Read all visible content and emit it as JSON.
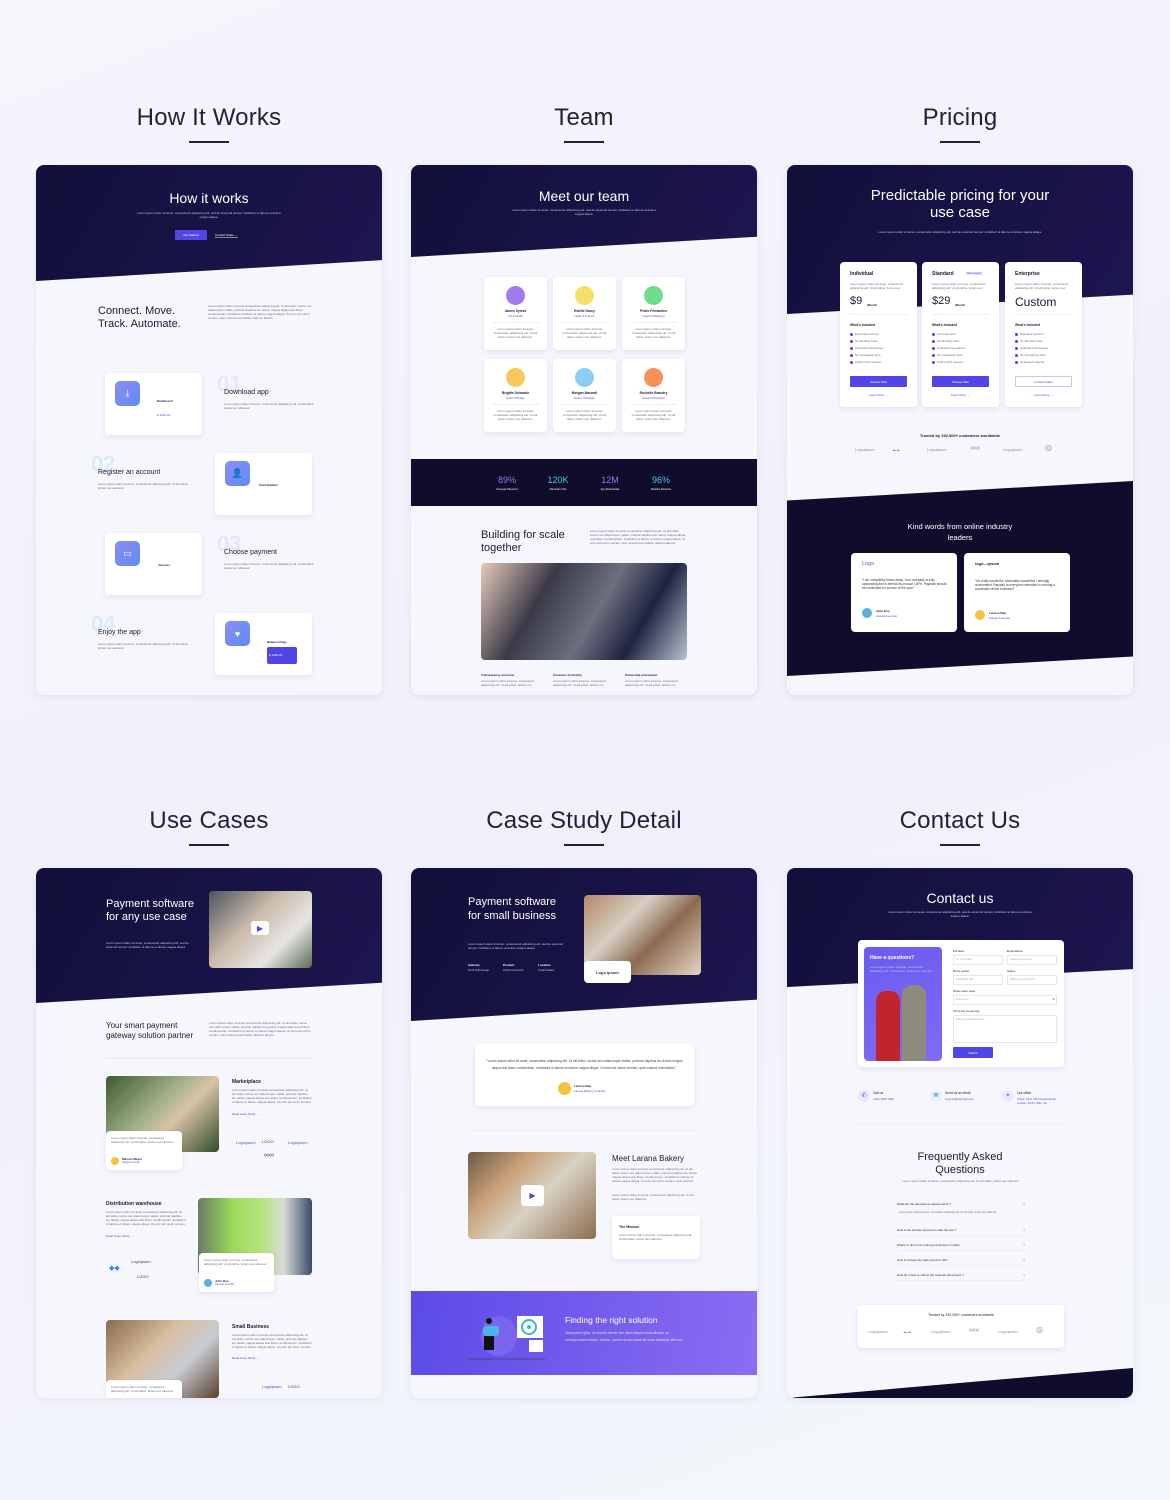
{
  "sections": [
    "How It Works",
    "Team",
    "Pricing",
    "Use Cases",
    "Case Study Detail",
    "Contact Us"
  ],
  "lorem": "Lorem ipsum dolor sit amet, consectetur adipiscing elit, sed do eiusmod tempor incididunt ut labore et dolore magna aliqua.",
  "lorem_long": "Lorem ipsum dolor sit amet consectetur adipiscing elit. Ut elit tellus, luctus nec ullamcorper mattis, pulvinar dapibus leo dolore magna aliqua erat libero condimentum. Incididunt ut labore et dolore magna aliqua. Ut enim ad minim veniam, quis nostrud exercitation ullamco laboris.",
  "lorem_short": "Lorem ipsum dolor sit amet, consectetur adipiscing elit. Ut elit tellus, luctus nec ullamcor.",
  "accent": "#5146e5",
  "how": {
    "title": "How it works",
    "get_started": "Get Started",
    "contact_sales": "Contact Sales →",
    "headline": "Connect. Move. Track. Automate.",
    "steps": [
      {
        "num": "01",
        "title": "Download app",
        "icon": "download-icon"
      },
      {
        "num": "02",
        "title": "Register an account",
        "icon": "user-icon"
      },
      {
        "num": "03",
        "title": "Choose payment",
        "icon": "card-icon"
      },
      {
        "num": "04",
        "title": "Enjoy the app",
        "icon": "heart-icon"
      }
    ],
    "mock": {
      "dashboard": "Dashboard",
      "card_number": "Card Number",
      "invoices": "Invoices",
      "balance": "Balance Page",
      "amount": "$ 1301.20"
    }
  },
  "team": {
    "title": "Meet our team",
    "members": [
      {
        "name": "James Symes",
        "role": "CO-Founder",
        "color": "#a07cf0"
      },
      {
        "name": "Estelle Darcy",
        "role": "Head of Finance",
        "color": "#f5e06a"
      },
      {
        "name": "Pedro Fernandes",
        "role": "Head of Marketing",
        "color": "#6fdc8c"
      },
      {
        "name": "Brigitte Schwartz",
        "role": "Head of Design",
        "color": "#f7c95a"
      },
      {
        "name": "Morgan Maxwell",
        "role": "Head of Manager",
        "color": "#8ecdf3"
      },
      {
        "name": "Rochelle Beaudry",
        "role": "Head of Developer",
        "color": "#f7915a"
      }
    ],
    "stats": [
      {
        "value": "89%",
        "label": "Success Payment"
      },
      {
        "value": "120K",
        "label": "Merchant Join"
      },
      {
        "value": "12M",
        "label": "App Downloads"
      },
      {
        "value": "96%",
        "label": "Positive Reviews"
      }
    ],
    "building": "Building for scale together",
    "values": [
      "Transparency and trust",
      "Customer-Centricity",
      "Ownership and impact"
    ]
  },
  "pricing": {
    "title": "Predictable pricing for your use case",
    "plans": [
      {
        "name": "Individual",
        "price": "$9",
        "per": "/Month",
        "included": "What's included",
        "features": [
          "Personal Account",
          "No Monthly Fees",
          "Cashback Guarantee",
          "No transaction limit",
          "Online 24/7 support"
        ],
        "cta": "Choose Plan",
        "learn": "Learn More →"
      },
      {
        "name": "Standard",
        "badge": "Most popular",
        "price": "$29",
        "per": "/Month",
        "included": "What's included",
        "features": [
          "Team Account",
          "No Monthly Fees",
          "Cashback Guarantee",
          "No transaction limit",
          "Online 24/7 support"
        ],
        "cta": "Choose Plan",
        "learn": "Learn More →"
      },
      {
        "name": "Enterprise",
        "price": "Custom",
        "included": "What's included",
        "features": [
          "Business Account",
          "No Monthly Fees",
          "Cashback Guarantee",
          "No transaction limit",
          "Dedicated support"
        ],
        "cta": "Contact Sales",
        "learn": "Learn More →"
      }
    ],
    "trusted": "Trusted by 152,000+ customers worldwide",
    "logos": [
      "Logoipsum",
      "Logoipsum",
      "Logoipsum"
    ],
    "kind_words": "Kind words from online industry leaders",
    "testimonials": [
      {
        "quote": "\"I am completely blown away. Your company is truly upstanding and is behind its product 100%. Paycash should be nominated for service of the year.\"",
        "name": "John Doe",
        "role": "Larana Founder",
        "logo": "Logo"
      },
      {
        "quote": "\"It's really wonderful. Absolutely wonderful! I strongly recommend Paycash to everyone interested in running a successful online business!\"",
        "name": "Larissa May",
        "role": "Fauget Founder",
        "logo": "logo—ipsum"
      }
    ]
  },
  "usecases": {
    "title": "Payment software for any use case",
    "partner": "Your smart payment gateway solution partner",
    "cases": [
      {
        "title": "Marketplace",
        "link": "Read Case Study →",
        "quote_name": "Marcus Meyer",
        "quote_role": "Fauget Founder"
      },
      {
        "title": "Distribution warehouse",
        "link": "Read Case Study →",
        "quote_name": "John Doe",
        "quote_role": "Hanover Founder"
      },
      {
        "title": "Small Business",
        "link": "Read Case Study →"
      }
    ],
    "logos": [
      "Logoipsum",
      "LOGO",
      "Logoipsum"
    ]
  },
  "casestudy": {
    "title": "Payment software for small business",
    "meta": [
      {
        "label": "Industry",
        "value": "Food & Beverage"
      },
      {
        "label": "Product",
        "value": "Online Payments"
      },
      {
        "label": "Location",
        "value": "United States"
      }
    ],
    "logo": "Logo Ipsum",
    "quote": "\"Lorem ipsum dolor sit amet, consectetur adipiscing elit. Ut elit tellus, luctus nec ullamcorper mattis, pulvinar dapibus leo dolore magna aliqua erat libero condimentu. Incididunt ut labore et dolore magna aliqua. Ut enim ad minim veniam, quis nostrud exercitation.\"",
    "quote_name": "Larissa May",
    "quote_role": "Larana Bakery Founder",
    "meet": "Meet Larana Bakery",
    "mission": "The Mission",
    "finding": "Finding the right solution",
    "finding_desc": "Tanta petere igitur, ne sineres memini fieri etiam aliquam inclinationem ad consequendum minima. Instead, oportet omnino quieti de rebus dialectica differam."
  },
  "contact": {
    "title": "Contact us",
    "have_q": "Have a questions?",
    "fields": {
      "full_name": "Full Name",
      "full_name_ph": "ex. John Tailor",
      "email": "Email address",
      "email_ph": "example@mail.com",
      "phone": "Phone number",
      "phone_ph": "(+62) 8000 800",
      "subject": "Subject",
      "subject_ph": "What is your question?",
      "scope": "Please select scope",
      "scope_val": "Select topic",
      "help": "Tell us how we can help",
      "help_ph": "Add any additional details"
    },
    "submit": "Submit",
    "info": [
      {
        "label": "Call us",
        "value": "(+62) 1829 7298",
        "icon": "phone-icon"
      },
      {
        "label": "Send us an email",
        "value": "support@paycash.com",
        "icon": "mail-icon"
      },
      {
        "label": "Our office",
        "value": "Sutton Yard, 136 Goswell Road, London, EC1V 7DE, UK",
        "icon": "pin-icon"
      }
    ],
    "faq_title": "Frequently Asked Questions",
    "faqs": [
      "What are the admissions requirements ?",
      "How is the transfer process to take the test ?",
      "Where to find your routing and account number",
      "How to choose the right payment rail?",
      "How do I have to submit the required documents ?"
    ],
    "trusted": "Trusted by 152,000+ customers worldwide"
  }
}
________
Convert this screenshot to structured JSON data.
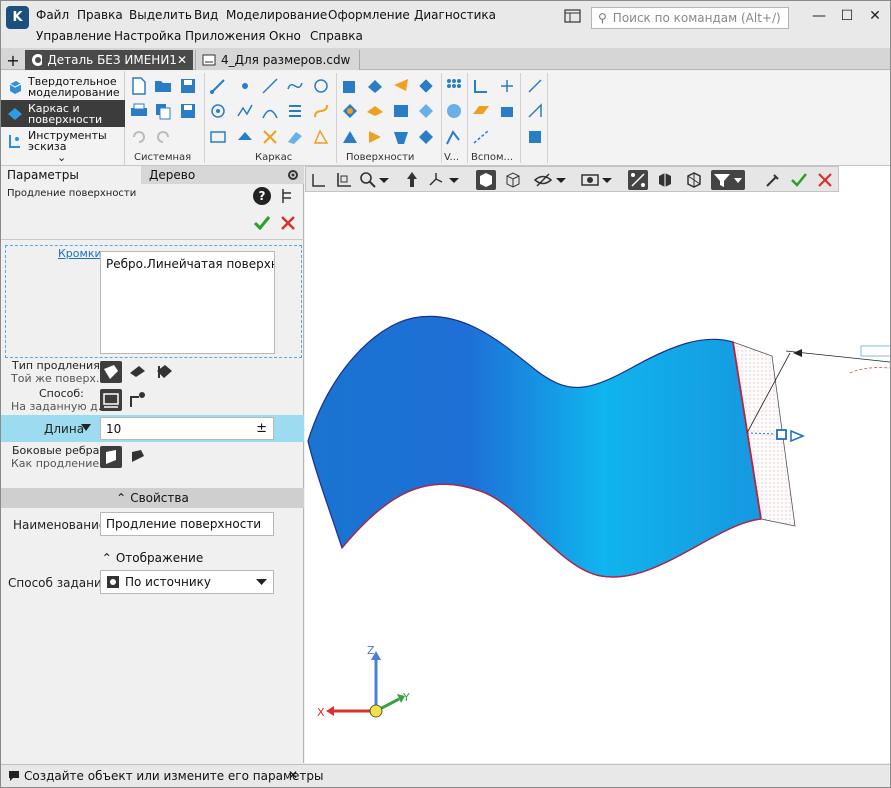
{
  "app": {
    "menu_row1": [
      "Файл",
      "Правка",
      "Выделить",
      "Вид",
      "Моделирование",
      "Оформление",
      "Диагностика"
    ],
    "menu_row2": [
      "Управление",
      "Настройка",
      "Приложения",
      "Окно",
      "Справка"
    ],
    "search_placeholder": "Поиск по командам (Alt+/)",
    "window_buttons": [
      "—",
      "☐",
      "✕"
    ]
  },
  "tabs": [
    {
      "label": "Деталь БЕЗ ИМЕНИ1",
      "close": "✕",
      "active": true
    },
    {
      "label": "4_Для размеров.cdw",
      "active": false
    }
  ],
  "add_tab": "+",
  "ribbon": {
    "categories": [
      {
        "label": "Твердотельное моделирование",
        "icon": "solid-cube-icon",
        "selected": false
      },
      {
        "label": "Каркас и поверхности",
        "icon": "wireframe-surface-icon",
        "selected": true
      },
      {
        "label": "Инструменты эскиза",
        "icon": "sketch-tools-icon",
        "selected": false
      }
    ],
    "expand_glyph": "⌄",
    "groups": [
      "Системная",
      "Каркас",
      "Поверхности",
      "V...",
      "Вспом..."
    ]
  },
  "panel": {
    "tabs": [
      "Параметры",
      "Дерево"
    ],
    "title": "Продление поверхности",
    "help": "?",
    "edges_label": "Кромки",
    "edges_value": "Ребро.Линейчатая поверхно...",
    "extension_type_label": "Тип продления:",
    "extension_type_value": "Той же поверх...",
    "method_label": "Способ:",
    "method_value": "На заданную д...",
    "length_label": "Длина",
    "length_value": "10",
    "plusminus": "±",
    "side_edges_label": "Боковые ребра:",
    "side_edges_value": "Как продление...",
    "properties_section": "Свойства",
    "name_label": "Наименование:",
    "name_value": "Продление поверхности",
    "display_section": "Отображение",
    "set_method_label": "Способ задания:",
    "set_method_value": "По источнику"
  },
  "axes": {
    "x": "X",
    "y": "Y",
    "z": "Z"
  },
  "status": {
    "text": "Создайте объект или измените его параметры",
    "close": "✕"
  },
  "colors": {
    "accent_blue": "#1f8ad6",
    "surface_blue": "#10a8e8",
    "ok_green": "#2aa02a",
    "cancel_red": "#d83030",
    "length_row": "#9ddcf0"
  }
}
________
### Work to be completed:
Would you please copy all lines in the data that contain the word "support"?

### Task solution:
          "Online 24/7 support"
          "Online 24/7 support"
          "Dedicated support"
        "value": "support@paycash.com",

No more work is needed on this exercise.